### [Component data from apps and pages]
Segment Open

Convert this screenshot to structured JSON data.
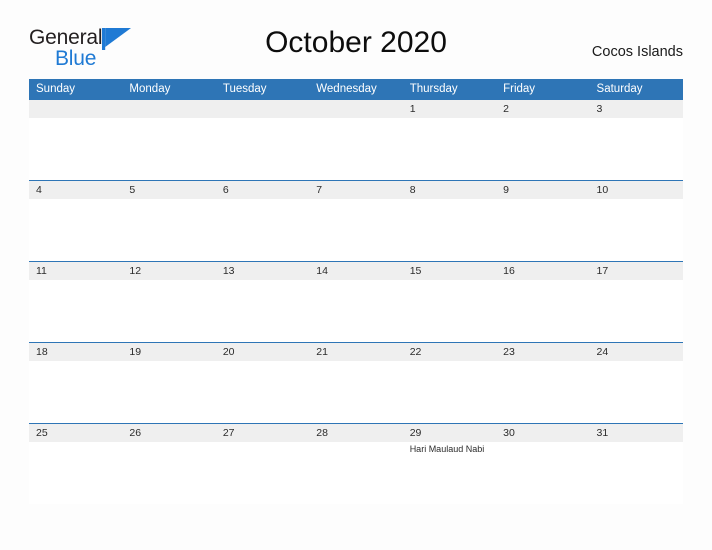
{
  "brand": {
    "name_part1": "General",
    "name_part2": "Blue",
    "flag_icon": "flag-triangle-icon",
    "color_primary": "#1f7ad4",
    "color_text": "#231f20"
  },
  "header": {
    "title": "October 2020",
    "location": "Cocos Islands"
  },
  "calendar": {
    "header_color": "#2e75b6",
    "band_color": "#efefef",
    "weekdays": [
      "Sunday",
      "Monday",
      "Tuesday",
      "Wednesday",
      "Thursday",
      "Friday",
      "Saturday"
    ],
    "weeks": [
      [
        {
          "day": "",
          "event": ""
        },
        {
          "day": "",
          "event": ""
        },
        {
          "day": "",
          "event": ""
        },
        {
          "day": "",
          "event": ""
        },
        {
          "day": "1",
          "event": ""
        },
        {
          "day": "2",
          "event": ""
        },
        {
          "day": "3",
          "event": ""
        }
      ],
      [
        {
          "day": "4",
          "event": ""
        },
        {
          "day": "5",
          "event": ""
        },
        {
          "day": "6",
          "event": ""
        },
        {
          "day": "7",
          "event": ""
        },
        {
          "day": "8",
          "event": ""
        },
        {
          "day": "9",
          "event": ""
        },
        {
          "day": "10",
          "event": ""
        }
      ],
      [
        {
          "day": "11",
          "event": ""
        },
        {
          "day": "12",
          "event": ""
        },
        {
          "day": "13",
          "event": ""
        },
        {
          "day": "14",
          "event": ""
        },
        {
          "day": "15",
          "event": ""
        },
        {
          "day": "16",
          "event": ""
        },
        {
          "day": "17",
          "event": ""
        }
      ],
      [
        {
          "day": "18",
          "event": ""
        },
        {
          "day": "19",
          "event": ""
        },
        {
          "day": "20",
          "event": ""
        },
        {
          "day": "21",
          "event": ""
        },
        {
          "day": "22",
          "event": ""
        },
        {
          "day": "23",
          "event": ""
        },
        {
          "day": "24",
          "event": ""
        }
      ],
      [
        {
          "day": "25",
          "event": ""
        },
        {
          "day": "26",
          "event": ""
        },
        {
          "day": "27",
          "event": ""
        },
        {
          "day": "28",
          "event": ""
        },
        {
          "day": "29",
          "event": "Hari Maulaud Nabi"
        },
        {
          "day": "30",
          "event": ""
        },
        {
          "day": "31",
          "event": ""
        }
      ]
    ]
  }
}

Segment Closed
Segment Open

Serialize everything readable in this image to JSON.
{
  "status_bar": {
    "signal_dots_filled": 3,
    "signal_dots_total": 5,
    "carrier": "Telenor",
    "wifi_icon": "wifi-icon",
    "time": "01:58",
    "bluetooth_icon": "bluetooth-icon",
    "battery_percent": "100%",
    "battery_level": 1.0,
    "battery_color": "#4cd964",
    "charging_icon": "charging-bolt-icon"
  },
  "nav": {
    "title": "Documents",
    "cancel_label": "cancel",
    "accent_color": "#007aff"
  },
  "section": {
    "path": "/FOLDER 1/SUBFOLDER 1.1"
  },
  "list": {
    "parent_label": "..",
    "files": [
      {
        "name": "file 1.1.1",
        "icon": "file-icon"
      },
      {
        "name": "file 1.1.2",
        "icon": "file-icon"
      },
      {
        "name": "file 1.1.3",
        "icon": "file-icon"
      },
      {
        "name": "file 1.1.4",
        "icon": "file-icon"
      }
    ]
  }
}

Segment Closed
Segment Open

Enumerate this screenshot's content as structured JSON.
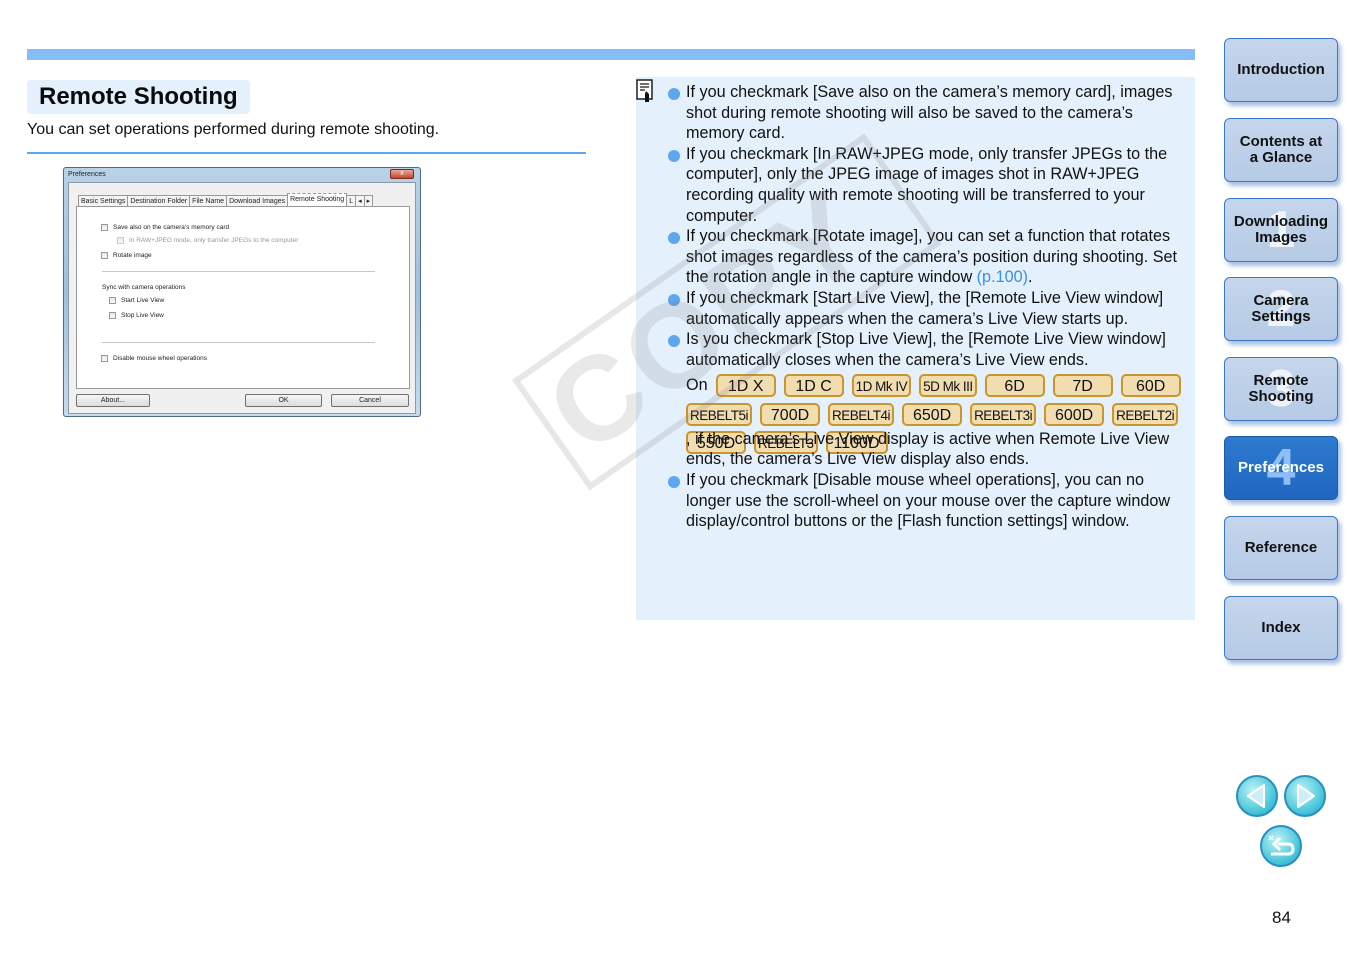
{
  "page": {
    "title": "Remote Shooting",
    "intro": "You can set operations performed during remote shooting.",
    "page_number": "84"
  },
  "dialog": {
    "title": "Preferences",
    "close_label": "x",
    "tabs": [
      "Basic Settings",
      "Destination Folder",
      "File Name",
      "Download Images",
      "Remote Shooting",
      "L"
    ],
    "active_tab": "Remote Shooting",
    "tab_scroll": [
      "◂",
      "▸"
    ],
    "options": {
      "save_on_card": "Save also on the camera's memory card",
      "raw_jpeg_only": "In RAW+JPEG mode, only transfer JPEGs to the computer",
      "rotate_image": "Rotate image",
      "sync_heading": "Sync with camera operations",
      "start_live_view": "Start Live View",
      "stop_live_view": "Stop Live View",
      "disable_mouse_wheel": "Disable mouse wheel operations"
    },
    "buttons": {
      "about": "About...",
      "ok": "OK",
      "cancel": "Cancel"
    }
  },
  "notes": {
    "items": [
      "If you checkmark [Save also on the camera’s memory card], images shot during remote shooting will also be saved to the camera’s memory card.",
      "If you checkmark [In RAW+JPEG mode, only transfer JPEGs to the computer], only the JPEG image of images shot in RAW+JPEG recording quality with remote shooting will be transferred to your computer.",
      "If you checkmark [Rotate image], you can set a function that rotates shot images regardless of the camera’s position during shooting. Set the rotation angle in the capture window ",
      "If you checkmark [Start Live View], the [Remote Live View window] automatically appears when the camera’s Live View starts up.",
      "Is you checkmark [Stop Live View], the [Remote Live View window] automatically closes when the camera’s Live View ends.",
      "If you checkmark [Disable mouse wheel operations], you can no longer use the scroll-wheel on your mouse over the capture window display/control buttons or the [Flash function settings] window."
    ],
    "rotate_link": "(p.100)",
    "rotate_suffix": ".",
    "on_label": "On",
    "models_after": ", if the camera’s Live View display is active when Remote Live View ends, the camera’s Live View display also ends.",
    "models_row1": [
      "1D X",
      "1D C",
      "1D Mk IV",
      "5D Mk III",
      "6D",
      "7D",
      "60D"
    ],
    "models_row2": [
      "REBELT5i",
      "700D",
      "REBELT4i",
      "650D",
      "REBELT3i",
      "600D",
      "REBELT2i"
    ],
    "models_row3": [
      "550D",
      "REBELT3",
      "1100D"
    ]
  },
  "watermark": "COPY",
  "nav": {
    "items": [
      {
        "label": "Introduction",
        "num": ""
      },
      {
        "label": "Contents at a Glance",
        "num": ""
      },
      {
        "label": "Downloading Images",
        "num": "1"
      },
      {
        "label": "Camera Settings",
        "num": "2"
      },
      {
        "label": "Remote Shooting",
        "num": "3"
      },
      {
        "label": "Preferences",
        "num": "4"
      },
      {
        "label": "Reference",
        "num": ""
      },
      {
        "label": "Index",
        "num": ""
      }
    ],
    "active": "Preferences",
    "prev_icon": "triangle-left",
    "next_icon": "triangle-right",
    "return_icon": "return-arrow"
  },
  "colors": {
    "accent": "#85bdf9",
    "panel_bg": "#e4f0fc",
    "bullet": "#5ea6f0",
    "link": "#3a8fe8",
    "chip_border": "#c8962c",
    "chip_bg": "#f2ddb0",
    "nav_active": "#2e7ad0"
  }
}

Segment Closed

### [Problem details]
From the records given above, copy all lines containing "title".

### [Completed task]
    "title": "October 2020",
    "title": "Documents",
    "title": "Remote Shooting",
    "title": "Preferences",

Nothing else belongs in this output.